More than 400 children are considered at risk of sexual exploitation in Greater Manchester, council figures have revealed.
The area’s 10 councils list 436 children as being at risk, 165 of whom are subject to police investigations.
It is the first time such figures have been made available.
Stockport MP Ann Coffey said it was “only by gathering this information that we can map out the extent” of the issue.
Ms Coffey, who chairs the all-party parliamentary group for Runaway and Missing Children and Adults, said collation would allow authorities to “develop the kind of interventions that we need to prevent these children being exploited”.
‘Safe and protected’
Children at risk by authority
The number of children currently at risk of being sexually exploited as listed by each Greater Manchester authority:
- Bolton – 32
- Bury – 37
- Manchester – 100

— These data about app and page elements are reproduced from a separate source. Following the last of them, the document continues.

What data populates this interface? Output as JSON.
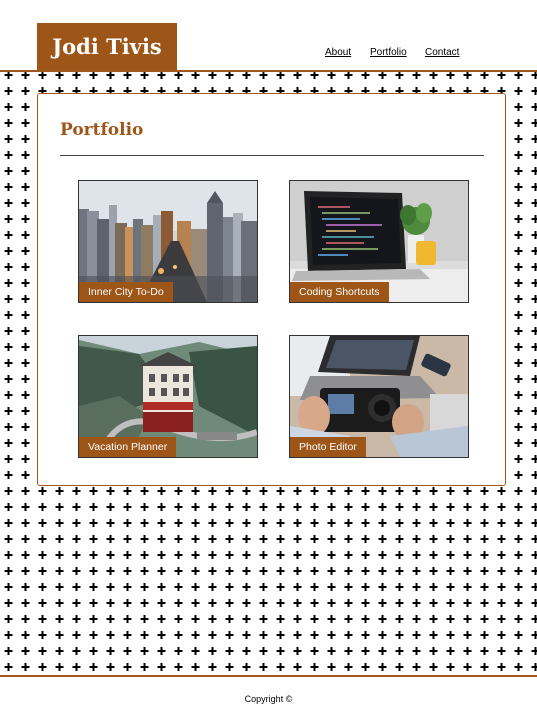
{
  "site": {
    "name": "Jodi Tivis"
  },
  "nav": {
    "about": "About",
    "portfolio": "Portfolio",
    "contact": "Contact"
  },
  "portfolio": {
    "title": "Portfolio",
    "projects": [
      {
        "label": "Inner City To-Do",
        "image": "city-skyline"
      },
      {
        "label": "Coding Shortcuts",
        "image": "laptop-code"
      },
      {
        "label": "Vacation Planner",
        "image": "mountain-hotel"
      },
      {
        "label": "Photo Editor",
        "image": "camera-laptop"
      }
    ]
  },
  "footer": {
    "copyright": "Copyright ©"
  },
  "colors": {
    "accent": "#9e5618",
    "border": "#a0561c"
  }
}
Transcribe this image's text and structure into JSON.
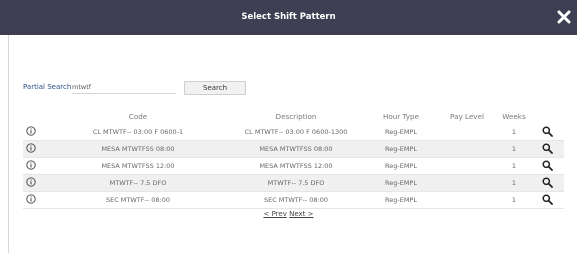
{
  "dialog": {
    "title": "Select Shift Pattern",
    "close_icon": "close-x-icon"
  },
  "search": {
    "label": "Partial Search",
    "value": "mtwtf",
    "button_label": "Search"
  },
  "table": {
    "headers": [
      "Code",
      "Description",
      "Hour Type",
      "Pay Level",
      "Weeks"
    ],
    "rows": [
      {
        "code": "CL MTWTF-- 03:00 F 0600-1",
        "description": "CL MTWTF-- 03:00 F 0600-1300",
        "hour_type": "Reg-EMPL",
        "pay_level": "",
        "weeks": "1"
      },
      {
        "code": "MESA MTWTFSS 08:00",
        "description": "MESA MTWTFSS 08:00",
        "hour_type": "Reg-EMPL",
        "pay_level": "",
        "weeks": "1"
      },
      {
        "code": "MESA MTWTFSS 12:00",
        "description": "MESA MTWTFSS 12:00",
        "hour_type": "Reg-EMPL",
        "pay_level": "",
        "weeks": "1"
      },
      {
        "code": "MTWTF-- 7.5 DFO",
        "description": "MTWTF-- 7.5 DFO",
        "hour_type": "Reg-EMPL",
        "pay_level": "",
        "weeks": "1"
      },
      {
        "code": "SEC MTWTF-- 08:00",
        "description": "SEC MTWTF-- 08:00",
        "hour_type": "Reg-EMPL",
        "pay_level": "",
        "weeks": "1"
      }
    ],
    "row_info_icon": "info-circle-icon",
    "row_select_icon": "magnifier-icon"
  },
  "pager": {
    "prev_label": "< Prev",
    "next_label": "Next >"
  },
  "colors": {
    "titlebar": "#3e3f52",
    "search_label": "#2c4f86",
    "alt_row": "#f0f0f0"
  }
}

- Oldham – 40
- Rochdale – 54
- Salford – 29
- Stockport – 23
- Trafford – 52
- Tameside – 31
- Wigan – 38
The publishing of the figures, which were obtained by BBC Radio Manchester, follows a number of convictions across the country, including that of nine men in May 2012 who ran a child sex exploitation ring in Rochdale.
The case led to a review of child protection services in the town.
Ms Coffey said there was now a “far greater awareness among agencies about child sex exploitation, but certainly what we were are still not managing to do is communicate with children at an earlier stage about what is happening to them”.
She said that it was not just the job of agencies and local authorities to protect children, it was also the responsibility of the wider public.
“What happens to children is all our business and we all need to be responsible for ensuring that the children in our community are safe and protected,” she said.
Alison Worsley of the children’s charity Barnardo’s said it was “hard to get these figures and understand this problem” as it was often “hidden”.
“Strange as it may seem, young people may not even realise that they are being exploited,” she said.
She added that the charity welcomed the figures and the work that Greater Manchester Police was doing in “actively looking to prevent this problem”.
Assistant Chief Constable Dawn Copley said the issue had become one of the force’s “top priorities, reflected in the multi-agency teams now in place in Rochdale, Manchester, Salford, Tameside, Stockport and Oldham”.
She said the success of the teams in those areas meant the force was “planning to roll them out” across the rest of Greater Manchester.
She added that while there were 165 young people considered at direct risk, all the cases were “continually reviewed and any that meet the police threshold for a potential criminal investigation will be picked up by detectives”.